Kiwa investigates cooperation regarding Hydrogen in the Netherlands and Japan
Both Japan and the Netherlands have a strong interest in hydrogen as a clean energy source and are working on its development and implementation. What are the strengths of both countries? And how can they strengthen each other to make the transition to a hydrogen economy cheaper and more efficient? Kiwa researched this for Rijksdienst voor Ondernemend Nederland (RVO). This resulted in the action plan 'Towards reducing hydrogen supply chain costs', which you can download below.
In Japan, hydrogen is seen as an important energy source for the future. The country has ambitious goals of becoming carbon neutral by 2050 and plans to use hydrogen as an energy source in various sectors, including transportation, industrial processes and power generation. Japan already has an extensive network of hydrogen refueling stations and is investing in research and development of hydrogen technologies. The Netherlands also wants to have a sustainable energy supply by 2050. Our country has a strong position in gas transportation and is working to develop a hydrogen infrastructure, including hydrogen production, storage, hydrogen refueling stations and pipeline transportation.
Japan and the Netherlands both have specific strengths in hydrogen. For example, Japan has expertise in hydrogen production and storage, while the Netherlands has a strong hydrogen distribution network. The Netherlands also has extensive experience in developing offshore wind energy, which can be an important source of renewable energy for hydrogen production.
The report shows that there are plenty of opportunities for the Netherlands and Japan to cooperate on hydrogen. For example, Japan could benefit from Dutch expertise in offshore wind energy, and the Netherlands could learn from Japanese experience in developing hydrogen infrastructure and applications. In addition, cooperation in research and development of new hydrogen technologies could contribute to accelerated innovation and implementation.
The action plan prepared by Kiwa - part of RVO's Partners for International Business program - focuses on the exchange of electrolysis technology, the development of harmonized standards and certification schemes at the international level, transparent and more accessible subsidies, and a platform for connecting the various players in the hydrogen industry.
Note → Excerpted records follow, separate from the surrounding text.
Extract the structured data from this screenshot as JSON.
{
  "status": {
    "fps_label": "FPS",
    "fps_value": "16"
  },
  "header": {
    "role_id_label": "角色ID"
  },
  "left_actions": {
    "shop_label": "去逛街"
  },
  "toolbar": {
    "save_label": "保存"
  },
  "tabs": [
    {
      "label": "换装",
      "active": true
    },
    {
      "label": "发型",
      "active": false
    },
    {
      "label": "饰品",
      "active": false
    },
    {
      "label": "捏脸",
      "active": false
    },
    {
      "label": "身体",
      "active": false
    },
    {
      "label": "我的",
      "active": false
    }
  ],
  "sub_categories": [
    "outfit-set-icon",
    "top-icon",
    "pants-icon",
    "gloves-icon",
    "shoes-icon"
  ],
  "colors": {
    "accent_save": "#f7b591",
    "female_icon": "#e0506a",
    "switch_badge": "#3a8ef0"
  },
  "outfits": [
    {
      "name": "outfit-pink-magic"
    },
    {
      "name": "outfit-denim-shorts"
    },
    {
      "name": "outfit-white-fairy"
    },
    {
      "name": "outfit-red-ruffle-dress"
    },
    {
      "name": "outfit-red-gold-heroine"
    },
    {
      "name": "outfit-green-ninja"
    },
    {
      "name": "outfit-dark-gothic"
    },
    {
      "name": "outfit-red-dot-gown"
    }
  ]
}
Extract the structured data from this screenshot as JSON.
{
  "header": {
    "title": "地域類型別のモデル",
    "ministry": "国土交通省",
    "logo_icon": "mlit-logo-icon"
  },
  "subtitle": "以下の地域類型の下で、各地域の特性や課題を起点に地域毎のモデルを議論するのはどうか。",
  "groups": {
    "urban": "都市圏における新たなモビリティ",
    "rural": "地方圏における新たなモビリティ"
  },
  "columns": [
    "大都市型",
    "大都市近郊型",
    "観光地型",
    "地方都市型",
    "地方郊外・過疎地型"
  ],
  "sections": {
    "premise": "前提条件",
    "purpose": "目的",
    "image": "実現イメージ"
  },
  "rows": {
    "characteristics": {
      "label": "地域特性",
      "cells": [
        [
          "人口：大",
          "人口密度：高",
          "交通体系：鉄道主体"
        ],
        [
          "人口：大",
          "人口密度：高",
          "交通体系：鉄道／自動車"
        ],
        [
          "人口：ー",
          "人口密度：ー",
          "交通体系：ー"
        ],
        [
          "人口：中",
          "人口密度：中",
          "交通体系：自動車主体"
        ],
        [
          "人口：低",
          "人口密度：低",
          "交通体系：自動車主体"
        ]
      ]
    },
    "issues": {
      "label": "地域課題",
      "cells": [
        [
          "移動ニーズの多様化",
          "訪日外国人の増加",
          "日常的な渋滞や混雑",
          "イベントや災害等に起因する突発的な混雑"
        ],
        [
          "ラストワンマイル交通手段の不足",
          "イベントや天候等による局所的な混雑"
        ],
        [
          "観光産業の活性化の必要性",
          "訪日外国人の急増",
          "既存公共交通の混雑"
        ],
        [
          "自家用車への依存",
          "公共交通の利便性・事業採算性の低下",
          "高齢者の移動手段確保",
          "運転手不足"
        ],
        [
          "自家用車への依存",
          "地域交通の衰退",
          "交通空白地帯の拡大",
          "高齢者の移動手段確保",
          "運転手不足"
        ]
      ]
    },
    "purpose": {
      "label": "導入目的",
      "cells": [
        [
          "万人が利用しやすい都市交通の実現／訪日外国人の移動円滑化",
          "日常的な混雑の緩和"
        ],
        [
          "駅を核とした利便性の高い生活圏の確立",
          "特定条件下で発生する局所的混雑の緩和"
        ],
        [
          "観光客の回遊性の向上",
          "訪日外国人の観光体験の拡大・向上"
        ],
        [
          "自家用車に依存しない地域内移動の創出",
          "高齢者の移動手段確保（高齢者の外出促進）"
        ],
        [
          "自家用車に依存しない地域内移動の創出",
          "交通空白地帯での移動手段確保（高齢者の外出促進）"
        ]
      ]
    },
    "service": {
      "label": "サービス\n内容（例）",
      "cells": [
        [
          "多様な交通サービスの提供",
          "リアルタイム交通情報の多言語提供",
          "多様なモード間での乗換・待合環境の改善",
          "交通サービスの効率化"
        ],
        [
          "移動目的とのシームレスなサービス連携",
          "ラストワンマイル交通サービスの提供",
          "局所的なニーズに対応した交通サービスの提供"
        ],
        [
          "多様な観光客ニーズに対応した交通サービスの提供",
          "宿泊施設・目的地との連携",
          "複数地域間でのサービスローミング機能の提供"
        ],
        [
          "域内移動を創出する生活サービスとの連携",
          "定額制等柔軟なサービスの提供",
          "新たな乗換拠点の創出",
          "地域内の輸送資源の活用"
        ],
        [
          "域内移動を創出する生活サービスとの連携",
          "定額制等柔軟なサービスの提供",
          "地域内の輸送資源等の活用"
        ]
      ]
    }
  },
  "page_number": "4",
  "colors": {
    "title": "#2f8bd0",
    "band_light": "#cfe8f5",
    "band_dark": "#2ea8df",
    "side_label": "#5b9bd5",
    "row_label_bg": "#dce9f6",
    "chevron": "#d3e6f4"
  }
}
Such cooperation can help in the large-scale implementation of key technologies and connecting organizations for trade opportunities.
Download: Towards reducing hydrogen supply chain costs (English, PDF)